Supporters of Philippine senator Manny Pacquiao greet him as he arrives to submit his presidential candidacy on October 1, 2021.

Pacquiao’s popularity

Unlike some of his opponents for the presidency, Pacquiao born into poverty.

As a child, he sold sweets and cigarettes on the street to provide for his siblings and single mother and started his boxing career fighting for a few pesos in matches. according to the law.

As the only boxer to have ever won world titles in eight different weight divisions, Pacquiao retired from boxing this year after a brilliant 26-year career.

His success in the ring and famous generosity – In 2016, he estimates he gave away $200 million to help the poor – made him a national icon.
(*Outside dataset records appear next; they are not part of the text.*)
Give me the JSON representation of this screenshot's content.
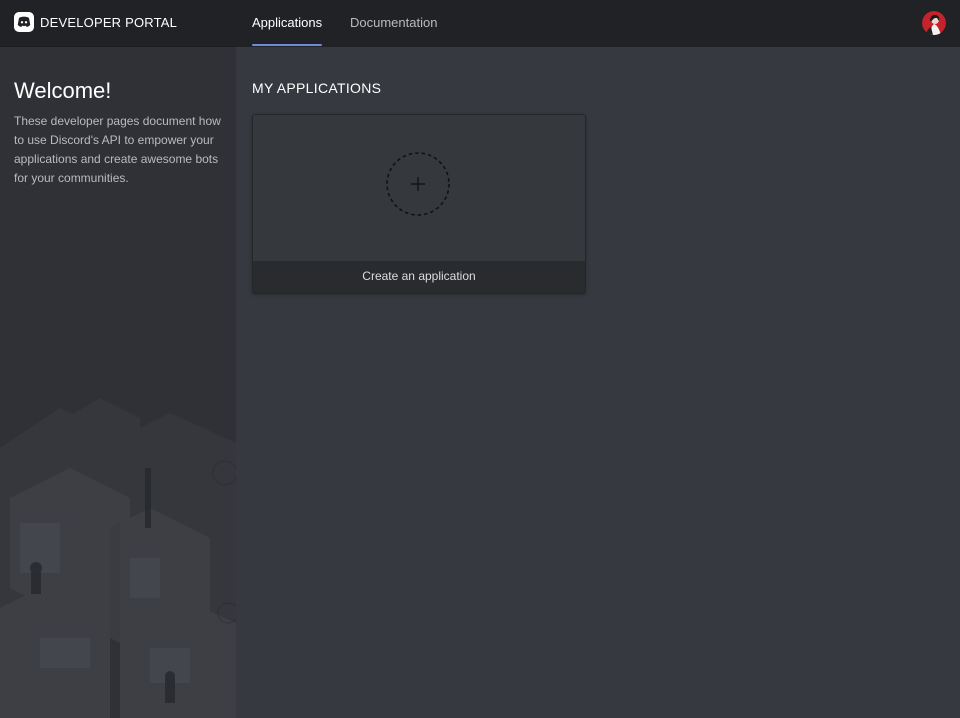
{
  "header": {
    "brand": "DEVELOPER PORTAL",
    "tabs": [
      {
        "label": "Applications",
        "active": true
      },
      {
        "label": "Documentation",
        "active": false
      }
    ],
    "logo_icon": "discord-logo-icon",
    "avatar_icon": "user-avatar"
  },
  "sidebar": {
    "title": "Welcome!",
    "description": "These developer pages document how to use Discord's API to empower your applications and create awesome bots for your communities."
  },
  "main": {
    "section_title": "MY APPLICATIONS",
    "create_card": {
      "label": "Create an application",
      "icon": "plus-icon"
    }
  },
  "colors": {
    "header_bg": "#202225",
    "sidebar_bg": "#2f3136",
    "main_bg": "#36393f",
    "accent": "#7289da"
  }
}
According to Heydarian, from Polytechnic University of the Philippines, although his non-traditional career path has disappointed many in the middle class, Pacquiao is extremely popular among poor Filipinos who are inspired by his rich story, according to Heydarian, from Polytechnic University of the Philippines.

“Pacquiao has 100% name recognition, Pacquiao has a lot of money, he has (a) network across the country and he’s a very attractive guy,” Heydarian said. “He also comes from a very poor background (and) his life story is also incredibly inspiring.”

Pacquiao says it’s his unusual path – and the success he’s created for himself – that sets him apart from other contenders.

“I’m not a traditional politician,” Pacquiao said. “I am a very progressive and outspoken person, I do not hesitate to say what is right.

“I want to give the Filipino people a good life, a good future, that’s my goal, that’s why I entered politics.”

Additional reporting by Reuters and CNN’s Ben Westcott.


Source link


News7h: Update the world's latest breaking news online of the day, breaking news, politics, society today, international mainstream news .Updated news 24/7: Entertainment, the World everyday world. Hot news, images, video clips that are updated quickly and reliably

Related Articles

Back to top button